Benzene has been linked to acute myeloid leukemia and myeloma, cancer of the bone marrow. The International Agency for Research on Cancer, The National Toxicology Program, and the Environmental Protection Agency all classify benzene as a known cancer-causing substance. The Department of Health and Human Services has also determined that long term exposure to benzene causes cancer in humans.
Exposure to Benzene
As one of the top twenty most produced chemicals in the United States, benzene is ubiquitous. It is in the outdoor air at low levels from gas stations, vehicle exhaust, industrial emissions and tobacco smoke. Indoor air also typically contains levels of benzene, coming from products that contain benzene such as detergents, paints and glues. Benzene leaking from underground storage tanks can contaminate well and groundwater. Since benzene is a recognized carcinogen, the EPA and the Occupational Safety and Health Administration regulate benzene levels.
Benzene causes normally functioning cells to malfunction. It can cause bone marrow not to produce enough red blood cells. It can alter blood levels of antibodies resulting in the loss of white blood cells.
The major effect of long term benzene is on the blood. Benzene causes harmful effects on the bone marrow resulting in a decrease in red blood cells, leading to anemia. The blood cancer leukemia and the bone marrow cancer myeloma have been linked to long term benzene exposure.
Despite the development of regulatory control and oversight, benzene exposure continues to be a significant health issue in the US today.
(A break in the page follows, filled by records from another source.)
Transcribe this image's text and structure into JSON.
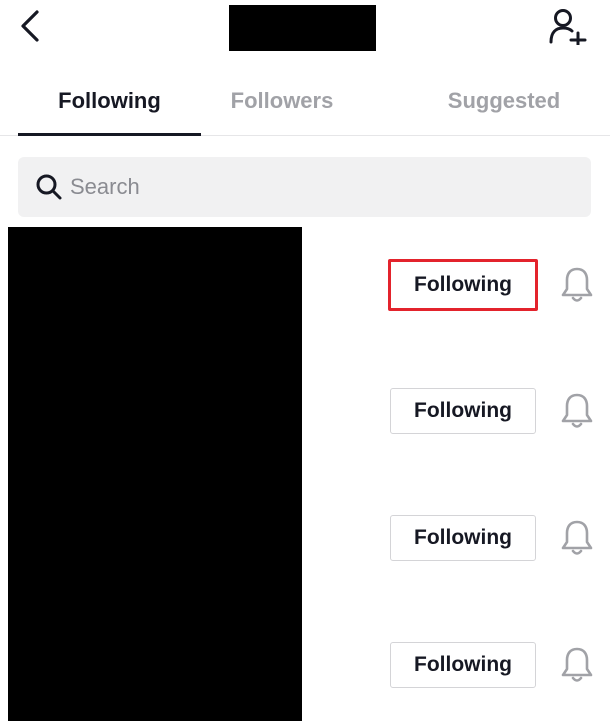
{
  "header": {
    "back_icon": "chevron-left-icon",
    "add_user_icon": "add-user-icon"
  },
  "tabs": [
    {
      "label": "Following",
      "active": true
    },
    {
      "label": "Followers",
      "active": false
    },
    {
      "label": "Suggested",
      "active": false
    }
  ],
  "search": {
    "placeholder": "Search",
    "value": "",
    "icon": "search-icon"
  },
  "rows": [
    {
      "button_label": "Following",
      "bell_icon": "bell-icon",
      "highlighted": true
    },
    {
      "button_label": "Following",
      "bell_icon": "bell-icon",
      "highlighted": false
    },
    {
      "button_label": "Following",
      "bell_icon": "bell-icon",
      "highlighted": false
    },
    {
      "button_label": "Following",
      "bell_icon": "bell-icon",
      "highlighted": false
    }
  ],
  "colors": {
    "highlight": "#e3232c",
    "text": "#161823",
    "inactive_tab": "#a1a2a7",
    "search_bg": "#f1f1f2"
  }
}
For more information on current benzene regulation or assistance with understanding risks and health issues related to benzene exposure, contact your local or state bar association for referrals to Benzene attorneys who are qualified and experienced in litigating claims for benzene related disease.